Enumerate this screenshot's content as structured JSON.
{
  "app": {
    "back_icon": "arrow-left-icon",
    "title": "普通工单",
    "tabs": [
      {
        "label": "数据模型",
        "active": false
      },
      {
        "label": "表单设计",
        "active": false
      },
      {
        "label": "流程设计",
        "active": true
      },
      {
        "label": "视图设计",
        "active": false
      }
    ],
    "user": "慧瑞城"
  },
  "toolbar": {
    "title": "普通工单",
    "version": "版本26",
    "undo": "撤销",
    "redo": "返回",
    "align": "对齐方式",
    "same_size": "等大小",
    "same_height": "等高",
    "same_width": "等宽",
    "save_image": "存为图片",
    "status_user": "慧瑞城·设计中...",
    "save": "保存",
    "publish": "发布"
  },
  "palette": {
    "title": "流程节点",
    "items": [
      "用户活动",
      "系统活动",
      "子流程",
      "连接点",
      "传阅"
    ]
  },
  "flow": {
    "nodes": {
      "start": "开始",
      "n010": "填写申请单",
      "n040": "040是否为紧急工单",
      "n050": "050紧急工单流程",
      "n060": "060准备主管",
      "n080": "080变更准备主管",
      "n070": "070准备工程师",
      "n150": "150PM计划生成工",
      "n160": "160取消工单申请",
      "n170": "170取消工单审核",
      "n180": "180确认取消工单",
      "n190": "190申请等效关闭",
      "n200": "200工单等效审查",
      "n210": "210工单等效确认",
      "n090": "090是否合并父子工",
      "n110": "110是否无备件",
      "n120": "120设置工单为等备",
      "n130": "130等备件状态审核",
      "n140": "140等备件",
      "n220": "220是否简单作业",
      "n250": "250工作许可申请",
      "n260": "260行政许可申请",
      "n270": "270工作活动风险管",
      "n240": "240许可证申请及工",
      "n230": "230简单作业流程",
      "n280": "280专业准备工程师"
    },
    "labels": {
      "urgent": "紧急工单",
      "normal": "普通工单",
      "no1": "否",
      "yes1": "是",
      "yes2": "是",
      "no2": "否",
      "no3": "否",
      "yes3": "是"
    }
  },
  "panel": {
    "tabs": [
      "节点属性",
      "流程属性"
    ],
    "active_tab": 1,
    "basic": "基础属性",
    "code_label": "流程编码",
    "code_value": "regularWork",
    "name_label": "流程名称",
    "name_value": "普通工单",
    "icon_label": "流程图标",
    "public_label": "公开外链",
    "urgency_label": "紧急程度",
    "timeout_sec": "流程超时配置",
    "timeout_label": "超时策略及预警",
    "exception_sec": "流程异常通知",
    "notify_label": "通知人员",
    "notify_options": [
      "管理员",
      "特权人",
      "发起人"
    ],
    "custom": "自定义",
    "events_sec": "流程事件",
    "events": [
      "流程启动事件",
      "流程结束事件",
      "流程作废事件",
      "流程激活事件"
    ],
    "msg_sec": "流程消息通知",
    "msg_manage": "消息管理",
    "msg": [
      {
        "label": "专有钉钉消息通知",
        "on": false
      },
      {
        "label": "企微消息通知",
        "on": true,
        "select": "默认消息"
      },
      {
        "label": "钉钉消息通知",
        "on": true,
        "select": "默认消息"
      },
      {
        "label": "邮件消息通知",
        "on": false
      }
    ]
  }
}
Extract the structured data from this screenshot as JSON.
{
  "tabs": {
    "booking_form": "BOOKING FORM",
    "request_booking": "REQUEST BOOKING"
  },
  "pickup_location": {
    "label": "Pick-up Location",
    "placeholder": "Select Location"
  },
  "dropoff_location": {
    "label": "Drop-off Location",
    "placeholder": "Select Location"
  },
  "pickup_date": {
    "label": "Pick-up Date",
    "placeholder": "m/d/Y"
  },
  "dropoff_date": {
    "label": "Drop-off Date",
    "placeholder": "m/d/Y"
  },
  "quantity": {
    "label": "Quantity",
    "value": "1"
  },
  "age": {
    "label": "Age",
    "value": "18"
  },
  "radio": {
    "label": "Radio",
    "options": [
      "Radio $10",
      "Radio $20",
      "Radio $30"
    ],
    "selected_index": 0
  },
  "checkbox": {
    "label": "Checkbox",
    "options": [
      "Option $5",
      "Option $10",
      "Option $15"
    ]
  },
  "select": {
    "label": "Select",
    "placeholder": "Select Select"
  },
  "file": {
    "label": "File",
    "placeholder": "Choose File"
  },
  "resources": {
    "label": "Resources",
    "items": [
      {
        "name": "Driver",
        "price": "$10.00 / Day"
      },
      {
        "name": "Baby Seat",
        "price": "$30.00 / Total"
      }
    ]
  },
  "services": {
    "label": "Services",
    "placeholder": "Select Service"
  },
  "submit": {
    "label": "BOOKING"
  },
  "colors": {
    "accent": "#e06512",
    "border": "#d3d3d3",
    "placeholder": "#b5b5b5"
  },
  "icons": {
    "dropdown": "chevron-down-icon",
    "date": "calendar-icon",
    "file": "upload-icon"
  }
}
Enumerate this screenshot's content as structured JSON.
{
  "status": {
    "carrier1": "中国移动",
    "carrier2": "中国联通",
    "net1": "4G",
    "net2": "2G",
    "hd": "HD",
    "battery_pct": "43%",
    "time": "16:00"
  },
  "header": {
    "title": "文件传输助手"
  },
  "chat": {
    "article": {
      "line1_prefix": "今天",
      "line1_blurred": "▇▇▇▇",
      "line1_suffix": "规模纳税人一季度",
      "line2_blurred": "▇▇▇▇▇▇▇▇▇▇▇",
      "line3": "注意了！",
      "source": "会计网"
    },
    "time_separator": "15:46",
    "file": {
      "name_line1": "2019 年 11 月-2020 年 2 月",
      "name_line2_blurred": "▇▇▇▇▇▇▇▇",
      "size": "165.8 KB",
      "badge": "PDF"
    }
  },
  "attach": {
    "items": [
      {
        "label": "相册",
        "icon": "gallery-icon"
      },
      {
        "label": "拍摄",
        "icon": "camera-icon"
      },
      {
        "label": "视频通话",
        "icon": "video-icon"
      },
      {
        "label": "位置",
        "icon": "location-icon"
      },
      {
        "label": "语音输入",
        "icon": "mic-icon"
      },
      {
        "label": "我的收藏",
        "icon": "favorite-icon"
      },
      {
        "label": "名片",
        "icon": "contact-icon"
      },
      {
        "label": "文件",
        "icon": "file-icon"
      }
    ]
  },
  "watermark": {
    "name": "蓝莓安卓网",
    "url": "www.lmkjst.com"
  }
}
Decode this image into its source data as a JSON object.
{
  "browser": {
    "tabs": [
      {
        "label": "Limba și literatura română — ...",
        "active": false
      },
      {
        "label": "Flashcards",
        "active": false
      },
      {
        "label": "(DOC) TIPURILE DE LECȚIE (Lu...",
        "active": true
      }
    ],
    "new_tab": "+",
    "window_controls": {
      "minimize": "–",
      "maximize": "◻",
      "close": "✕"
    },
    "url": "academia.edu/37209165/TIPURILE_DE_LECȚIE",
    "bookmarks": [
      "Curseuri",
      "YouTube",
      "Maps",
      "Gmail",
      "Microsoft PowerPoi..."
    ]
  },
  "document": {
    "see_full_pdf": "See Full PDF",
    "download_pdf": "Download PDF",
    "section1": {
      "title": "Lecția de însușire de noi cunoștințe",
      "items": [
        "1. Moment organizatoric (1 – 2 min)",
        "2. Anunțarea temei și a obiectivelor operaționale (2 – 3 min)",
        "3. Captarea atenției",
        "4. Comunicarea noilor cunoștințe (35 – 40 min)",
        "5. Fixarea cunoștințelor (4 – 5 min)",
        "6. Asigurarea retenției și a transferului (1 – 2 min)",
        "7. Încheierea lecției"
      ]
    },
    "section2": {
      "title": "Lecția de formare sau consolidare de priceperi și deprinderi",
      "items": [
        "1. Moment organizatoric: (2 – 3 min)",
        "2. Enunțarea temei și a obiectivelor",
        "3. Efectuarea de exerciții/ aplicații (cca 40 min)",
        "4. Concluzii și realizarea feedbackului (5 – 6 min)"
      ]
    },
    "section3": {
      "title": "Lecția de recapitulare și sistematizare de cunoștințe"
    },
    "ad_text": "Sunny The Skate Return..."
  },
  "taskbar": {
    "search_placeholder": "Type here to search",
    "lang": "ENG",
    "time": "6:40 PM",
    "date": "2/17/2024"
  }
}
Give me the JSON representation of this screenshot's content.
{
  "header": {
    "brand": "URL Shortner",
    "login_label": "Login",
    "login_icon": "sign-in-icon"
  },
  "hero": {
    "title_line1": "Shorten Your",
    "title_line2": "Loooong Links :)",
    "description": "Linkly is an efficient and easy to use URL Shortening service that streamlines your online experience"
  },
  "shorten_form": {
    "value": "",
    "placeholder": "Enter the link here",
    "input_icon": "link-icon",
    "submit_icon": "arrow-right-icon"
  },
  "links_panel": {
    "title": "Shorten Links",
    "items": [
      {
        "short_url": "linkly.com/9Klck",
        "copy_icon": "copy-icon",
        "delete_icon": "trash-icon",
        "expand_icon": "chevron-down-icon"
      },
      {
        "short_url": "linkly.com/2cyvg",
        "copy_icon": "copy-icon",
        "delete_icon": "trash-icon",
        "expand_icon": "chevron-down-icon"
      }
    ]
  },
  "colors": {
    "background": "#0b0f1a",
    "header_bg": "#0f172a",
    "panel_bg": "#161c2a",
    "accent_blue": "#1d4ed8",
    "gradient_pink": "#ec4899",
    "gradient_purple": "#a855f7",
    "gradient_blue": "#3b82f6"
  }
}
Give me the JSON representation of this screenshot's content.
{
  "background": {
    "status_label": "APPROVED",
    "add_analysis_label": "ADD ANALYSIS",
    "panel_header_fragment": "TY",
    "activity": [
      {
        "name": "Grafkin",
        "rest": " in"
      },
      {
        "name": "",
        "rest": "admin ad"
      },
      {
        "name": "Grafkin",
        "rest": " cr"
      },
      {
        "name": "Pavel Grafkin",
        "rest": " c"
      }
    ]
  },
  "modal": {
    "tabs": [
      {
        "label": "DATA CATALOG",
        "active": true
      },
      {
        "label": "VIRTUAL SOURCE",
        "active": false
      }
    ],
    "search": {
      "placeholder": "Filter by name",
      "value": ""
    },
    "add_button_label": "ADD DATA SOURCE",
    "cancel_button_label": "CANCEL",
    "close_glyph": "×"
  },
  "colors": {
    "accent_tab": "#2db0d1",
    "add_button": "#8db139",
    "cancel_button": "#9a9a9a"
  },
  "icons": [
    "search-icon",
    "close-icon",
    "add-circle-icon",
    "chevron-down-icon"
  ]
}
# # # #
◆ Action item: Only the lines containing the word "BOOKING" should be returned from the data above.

◆ Output for this exercise:
    "booking_form": "BOOKING FORM",
    "request_booking": "REQUEST BOOKING"
    "label": "BOOKING"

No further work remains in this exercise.